→ WHAT THE TASK ASKS: Look through the data below and report how many lines include "sales". Only the number should be given.

→ GIVEN RECORDS:
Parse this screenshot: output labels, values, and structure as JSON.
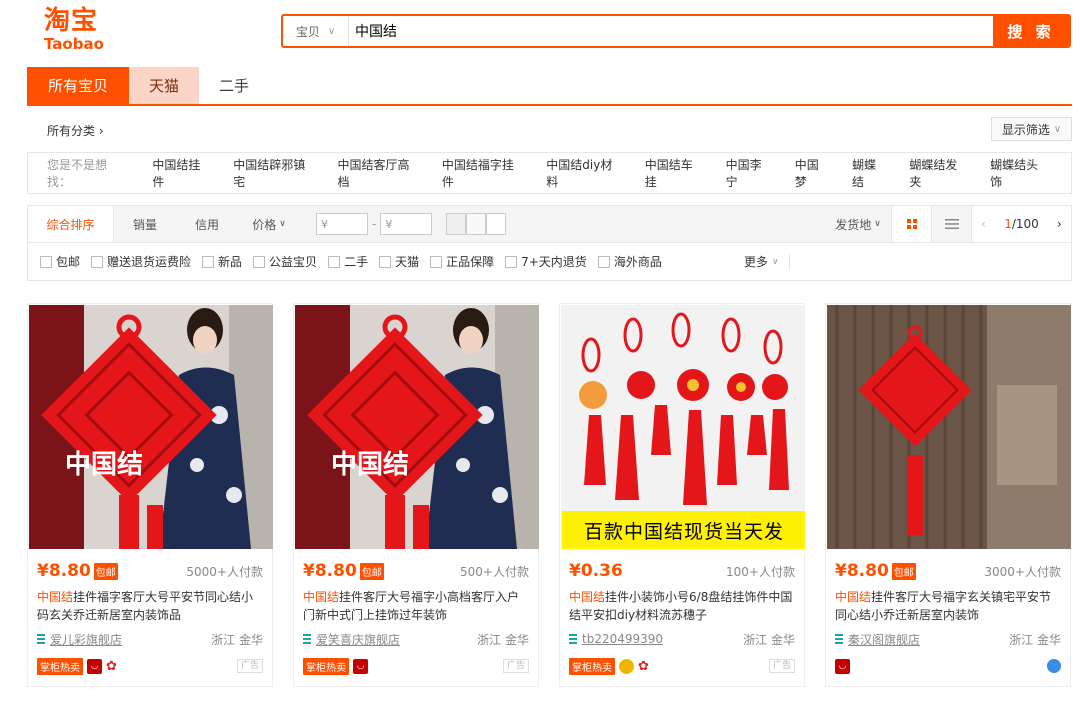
{
  "logo": {
    "cn": "淘宝",
    "en": "Taobao"
  },
  "search": {
    "scope": "宝贝",
    "query": "中国结",
    "button": "搜 索"
  },
  "tabs": [
    {
      "label": "所有宝贝"
    },
    {
      "label": "天猫"
    },
    {
      "label": "二手"
    }
  ],
  "category": {
    "label": "所有分类",
    "filter_button": "显示筛选"
  },
  "suggest": {
    "label": "您是不是想找：",
    "items": [
      "中国结挂件",
      "中国结辟邪镇宅",
      "中国结客厅高档",
      "中国结福字挂件",
      "中国结diy材料",
      "中国结车挂",
      "中国李宁",
      "中国梦",
      "蝴蝶结",
      "蝴蝶结发夹",
      "蝴蝶结头饰"
    ]
  },
  "sortbar": {
    "items": [
      "综合排序",
      "销量",
      "信用",
      "价格"
    ],
    "price_from": "¥",
    "price_to": "¥",
    "ship_from": "发货地",
    "page_current": "1",
    "page_total": "/100"
  },
  "checks": {
    "items": [
      "包邮",
      "赠送退货运费险",
      "新品",
      "公益宝贝",
      "二手",
      "天猫",
      "正品保障",
      "7+天内退货",
      "海外商品"
    ],
    "more": "更多"
  },
  "products": [
    {
      "price": "¥8.80",
      "post": "包邮",
      "sales": "5000+人付款",
      "title_hl": "中国结",
      "title_rest": "挂件福字客厅大号平安节同心结小码玄关乔迁新居室内装饰品",
      "shop": "爱儿彩旗舰店",
      "location": "浙江 金华",
      "hot": "掌柜热卖",
      "ad": "广告",
      "overlay": "中国结"
    },
    {
      "price": "¥8.80",
      "post": "包邮",
      "sales": "500+人付款",
      "title_hl": "中国结",
      "title_rest": "挂件客厅大号福字小高档客厅入户门新中式门上挂饰过年装饰",
      "shop": "爱笑喜庆旗舰店",
      "location": "浙江 金华",
      "hot": "掌柜热卖",
      "ad": "广告",
      "overlay": "中国结"
    },
    {
      "price": "¥0.36",
      "post": "",
      "sales": "100+人付款",
      "title_hl": "中国结",
      "title_rest": "挂件小装饰小号6/8盘结挂饰件中国结平安扣diy材料流苏穗子",
      "shop": "tb220499390",
      "location": "浙江 金华",
      "hot": "掌柜热卖",
      "ad": "广告",
      "banner": "百款中国结现货当天发"
    },
    {
      "price": "¥8.80",
      "post": "包邮",
      "sales": "3000+人付款",
      "title_hl": "中国结",
      "title_rest": "挂件客厅大号福字玄关镇宅平安节同心结小乔迁新居室内装饰",
      "shop": "秦汉阁旗舰店",
      "location": "浙江 金华",
      "hot": "",
      "ad": ""
    }
  ],
  "colors": {
    "accent": "#ff5000",
    "tmall_tab": "#fbd5c7",
    "banner_yellow": "#fff200"
  }
}
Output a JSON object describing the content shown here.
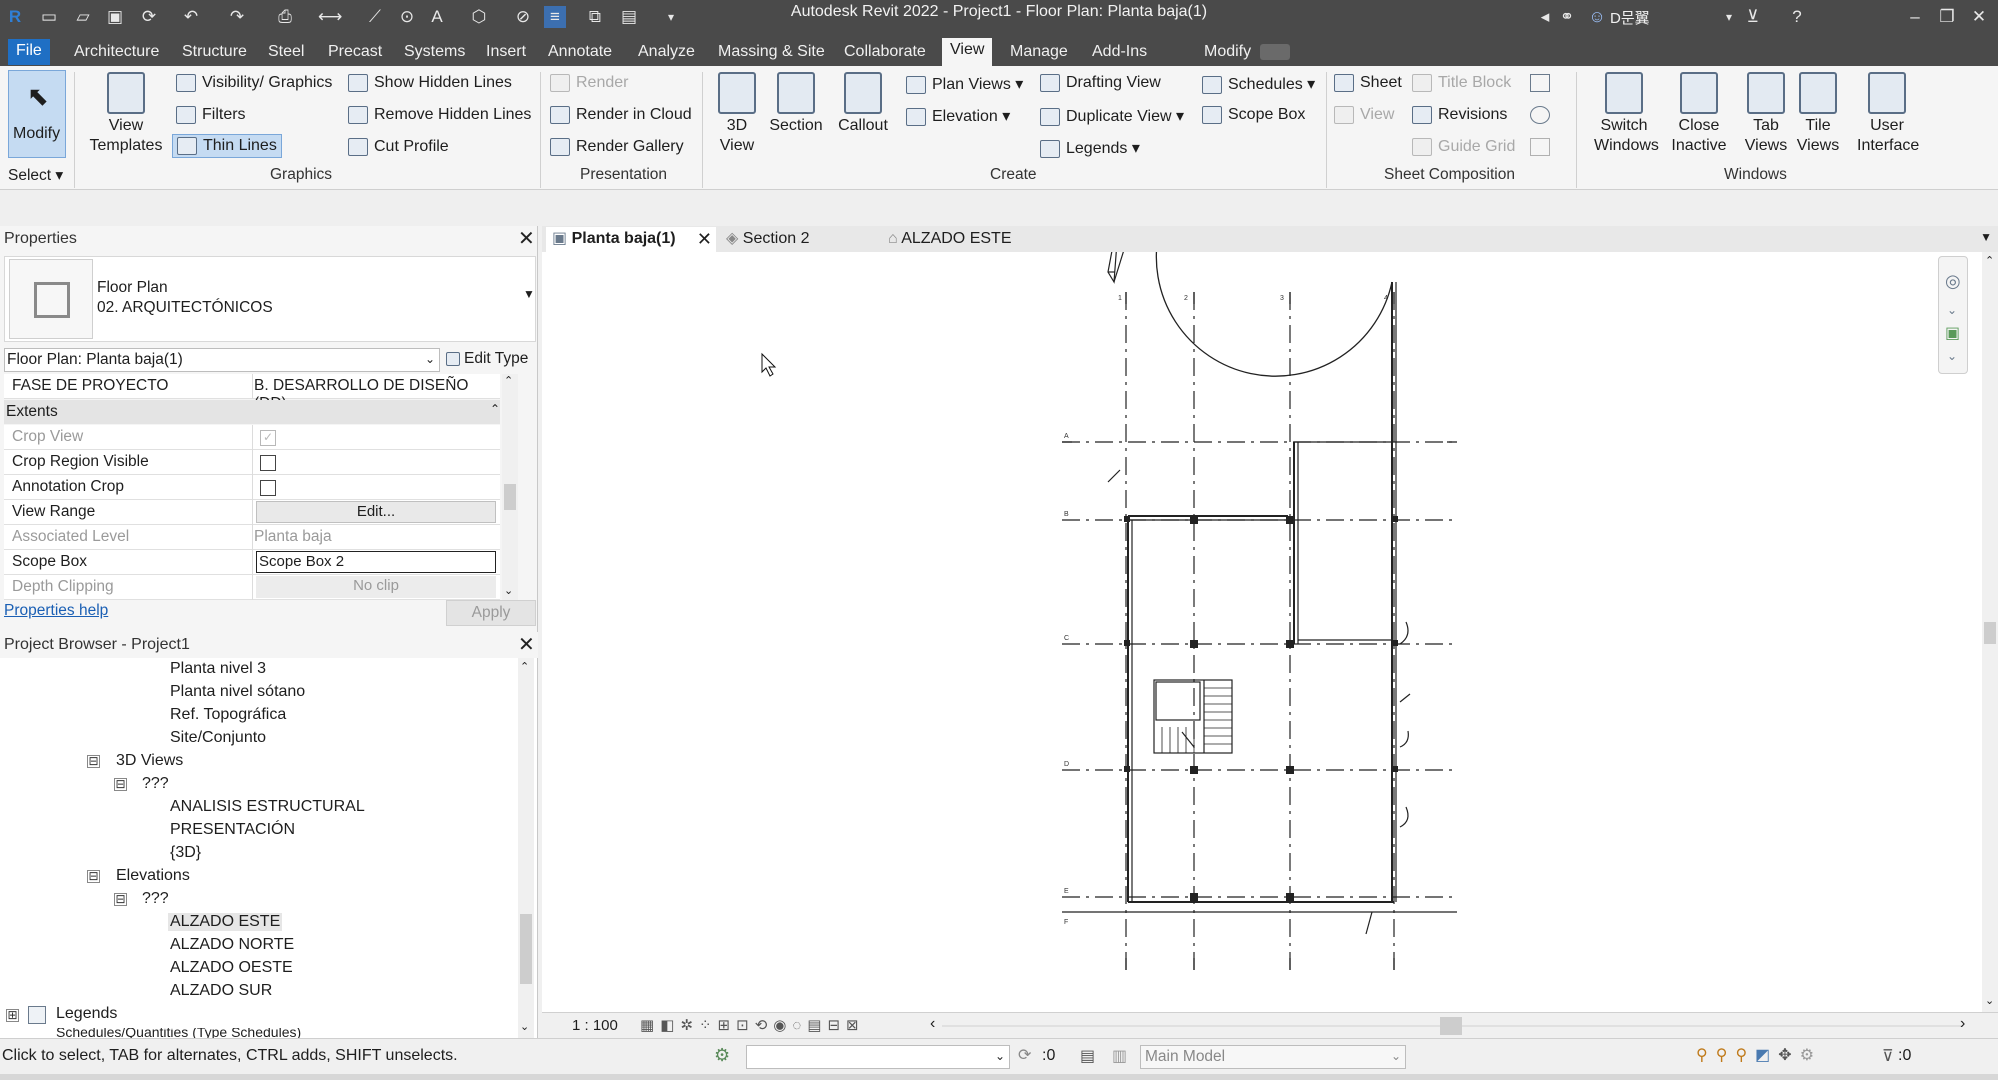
{
  "title_bar": {
    "app_title": "Autodesk Revit 2022 - Project1 - Floor Plan: Planta baja(1)",
    "user_name": "D문翼"
  },
  "menu": [
    "File",
    "Architecture",
    "Structure",
    "Steel",
    "Precast",
    "Systems",
    "Insert",
    "Annotate",
    "Analyze",
    "Massing & Site",
    "Collaborate",
    "View",
    "Manage",
    "Add-Ins",
    "Modify"
  ],
  "menu_active": "View",
  "ribbon": {
    "select": {
      "modify": "Modify",
      "select": "Select"
    },
    "graphics": {
      "label": "Graphics",
      "view_templates": "View Templates",
      "visibility": "Visibility/ Graphics",
      "filters": "Filters",
      "thin_lines": "Thin Lines",
      "show_hidden": "Show  Hidden Lines",
      "remove_hidden": "Remove  Hidden Lines",
      "cut_profile": "Cut  Profile"
    },
    "presentation": {
      "label": "Presentation",
      "render": "Render",
      "render_cloud": "Render  in Cloud",
      "render_gallery": "Render  Gallery"
    },
    "create": {
      "label": "Create",
      "view3d": "3D View",
      "section": "Section",
      "callout": "Callout",
      "plan_views": "Plan  Views",
      "elevation": "Elevation",
      "drafting_view": "Drafting  View",
      "duplicate_view": "Duplicate  View",
      "legends": "Legends",
      "schedules": "Schedules",
      "scope_box": "Scope  Box"
    },
    "sheet_composition": {
      "label": "Sheet Composition",
      "sheet": "Sheet",
      "title_block": "Title  Block",
      "view": "View",
      "revisions": "Revisions",
      "guide_grid": "Guide  Grid"
    },
    "windows": {
      "label": "Windows",
      "switch_windows": "Switch Windows",
      "close_inactive": "Close Inactive",
      "tab_views": "Tab Views",
      "tile_views": "Tile Views",
      "user_interface": "User Interface"
    }
  },
  "properties": {
    "title": "Properties",
    "type_line1": "Floor Plan",
    "type_line2": "02. ARQUITECTÓNICOS",
    "instance_selector": "Floor Plan: Planta baja(1)",
    "edit_type": "Edit Type",
    "rows": [
      {
        "key": "FASE DE PROYECTO",
        "value": "B. DESARROLLO DE DISEÑO (DD)"
      },
      {
        "key": "Crop View",
        "value": ""
      },
      {
        "key": "Crop Region Visible",
        "value": ""
      },
      {
        "key": "Annotation Crop",
        "value": ""
      },
      {
        "key": "View Range",
        "value": "Edit..."
      },
      {
        "key": "Associated Level",
        "value": "Planta baja"
      },
      {
        "key": "Scope Box",
        "value": "Scope Box 2"
      },
      {
        "key": "Depth Clipping",
        "value": "No clip"
      }
    ],
    "section_extents": "Extents",
    "help": "Properties help",
    "apply": "Apply"
  },
  "browser": {
    "title": "Project Browser - Project1",
    "items": [
      "Planta nivel 3",
      "Planta nivel sótano",
      "Ref. Topográfica",
      "Site/Conjunto",
      "3D Views",
      "???",
      "ANALISIS ESTRUCTURAL",
      "PRESENTACIÓN",
      "{3D}",
      "Elevations",
      "???",
      "ALZADO ESTE",
      "ALZADO NORTE",
      "ALZADO OESTE",
      "ALZADO SUR",
      "Legends",
      "Schedules/Quantities (Type Schedules)"
    ],
    "expand_minus": "⊟",
    "expand_plus": "⊞"
  },
  "view_tabs": [
    "Planta baja(1)",
    "Section 2",
    "ALZADO ESTE"
  ],
  "view_control": {
    "scale": "1 : 100"
  },
  "status": {
    "hint": "Click to select, TAB for alternates, CTRL adds, SHIFT unselects.",
    "count_a": ":0",
    "workset": "Main Model",
    "filter_count": ":0"
  },
  "plan_grid": {
    "grid_h": [
      "1",
      "2",
      "3",
      "4"
    ],
    "grid_v": [
      "A",
      "B",
      "C",
      "D",
      "E",
      "F"
    ]
  }
}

→ RESULT FOR THIS TASK: 4